Hey, US of A, we look kind of silly when just less than 79% of us only speak a language that 7% of the total population of the world speaks. Why are we so anti-forgein language? Perhaps it stems from the fact that we “grew up,” so to speak as a British colony, whose mission was to dominate the world. They certainly won the race vs. their main competitors– the Spanish, French and Portuguese. Or did they? English is rated 3rd most widely spoken language by population, behind Spanish and wait for it… Chinese! Maybe the Chinese won out the global language influence race by just sticking to their own program and not even entering the world’s sphere until just a few hundred years ago.
To the clinicians out there: Do you find a second language a necessity or a nicety in your practice? How often do you have a patient that speaks something else besides your first language? What strategies do you use to connect with them?
Being in south Texas, I speak about as much Spanish on the job as I do English. Although there are days that not a word of English is uttered from my mouth until I get back to the doc room at the end of the day. However, we do occasionally have other languages float through our hospital. While we had the last one (he spoke Russian), we found out that our translation service provider was down! So we had to have a family member come be with him during therapy and I think nursing used a communication board when family wasn’t around. I’ve used the little translation apps on my phone a couple times and use a lot of gestures too. You’d be surprised what you can get across with gestures and context!
No matter your answer to the above questions, I would encourage, no implore you to consider learning or mastering a second (or maybe third! or fourth!) language. It will boost your brain power by inducing neuroplasticity, allow you to better communicate with your patients, and open new worlds of friendships and travel opportunities. Those are why I learn languages. (I was working on sign language when the opportunity to take the NCS came around, at which point I had to choose one or the other. But trust me, I’ll be back at language learning when the NCS is over.

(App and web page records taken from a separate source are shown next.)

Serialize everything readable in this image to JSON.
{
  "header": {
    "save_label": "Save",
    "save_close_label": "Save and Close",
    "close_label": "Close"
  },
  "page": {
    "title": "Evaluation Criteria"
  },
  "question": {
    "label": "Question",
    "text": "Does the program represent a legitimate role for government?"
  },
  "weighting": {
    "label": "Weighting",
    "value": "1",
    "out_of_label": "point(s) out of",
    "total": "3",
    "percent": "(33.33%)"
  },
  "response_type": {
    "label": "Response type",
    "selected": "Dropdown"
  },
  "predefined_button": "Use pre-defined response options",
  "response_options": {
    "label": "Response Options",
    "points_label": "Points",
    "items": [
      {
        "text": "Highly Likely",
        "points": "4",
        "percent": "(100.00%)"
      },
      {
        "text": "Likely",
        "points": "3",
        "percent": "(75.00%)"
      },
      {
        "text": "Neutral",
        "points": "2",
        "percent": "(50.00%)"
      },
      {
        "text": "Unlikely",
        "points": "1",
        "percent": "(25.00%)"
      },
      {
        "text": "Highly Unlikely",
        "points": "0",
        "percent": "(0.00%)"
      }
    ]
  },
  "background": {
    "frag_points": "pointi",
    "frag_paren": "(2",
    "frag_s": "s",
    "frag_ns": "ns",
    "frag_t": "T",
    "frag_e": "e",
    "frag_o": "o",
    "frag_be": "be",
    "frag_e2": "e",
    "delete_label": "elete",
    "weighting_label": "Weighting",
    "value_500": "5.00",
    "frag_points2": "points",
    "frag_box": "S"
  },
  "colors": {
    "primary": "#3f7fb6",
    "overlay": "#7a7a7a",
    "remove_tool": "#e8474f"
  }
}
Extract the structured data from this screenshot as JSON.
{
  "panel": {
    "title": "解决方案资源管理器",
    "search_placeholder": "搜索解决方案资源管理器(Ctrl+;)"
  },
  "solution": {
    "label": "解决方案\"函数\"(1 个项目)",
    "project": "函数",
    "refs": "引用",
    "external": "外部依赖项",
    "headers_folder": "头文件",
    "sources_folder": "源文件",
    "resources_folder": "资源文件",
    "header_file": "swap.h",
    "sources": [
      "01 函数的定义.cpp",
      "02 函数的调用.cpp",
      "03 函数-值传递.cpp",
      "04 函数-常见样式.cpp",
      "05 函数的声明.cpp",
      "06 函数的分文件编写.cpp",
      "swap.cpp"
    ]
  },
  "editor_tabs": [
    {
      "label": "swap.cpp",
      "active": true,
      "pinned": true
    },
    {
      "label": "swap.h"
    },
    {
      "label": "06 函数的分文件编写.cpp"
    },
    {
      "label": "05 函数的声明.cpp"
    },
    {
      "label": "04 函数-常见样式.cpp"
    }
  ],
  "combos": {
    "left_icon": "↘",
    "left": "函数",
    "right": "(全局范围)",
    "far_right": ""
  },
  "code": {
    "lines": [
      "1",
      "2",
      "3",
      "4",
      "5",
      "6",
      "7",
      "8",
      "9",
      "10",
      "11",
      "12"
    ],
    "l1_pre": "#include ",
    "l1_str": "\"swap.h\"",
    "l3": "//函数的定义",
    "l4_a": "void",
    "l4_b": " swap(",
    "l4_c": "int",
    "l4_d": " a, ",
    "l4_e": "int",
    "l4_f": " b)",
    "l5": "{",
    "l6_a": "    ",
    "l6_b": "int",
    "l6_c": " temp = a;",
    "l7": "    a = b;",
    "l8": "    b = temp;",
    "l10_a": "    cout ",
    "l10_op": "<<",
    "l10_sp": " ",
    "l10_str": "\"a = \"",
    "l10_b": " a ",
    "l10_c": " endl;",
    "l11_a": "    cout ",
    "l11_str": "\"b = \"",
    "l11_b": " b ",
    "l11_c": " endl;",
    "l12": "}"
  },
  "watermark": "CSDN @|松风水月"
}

I’ve still got sign language on the back burner and want to get into Choctaw as well.) Here are the most popular reasons to learn a language. What’s your excuse? (Click the link to find out why your excuse isn’t a good one. Trust me, it isn’t.) By the way, I am certainly not fluent in Spanish, but I do feel like I can do my job in Spanish satisfactorily. So you don’t need to be “fluent” either to make your foreign language skills useful.
If you’re ready to jump on board, start here: Fluent in 3 Months. You don’t need to spend years in classes (like I foolishly did) or thousands of dollars on silly software or tapes. You just need a guide, which Benny on Fluent in 3 Months has so graciously provided on his above blog. Or shoot, I’ll answer questions for real-life,-down-in-the-trenches reality of language learning.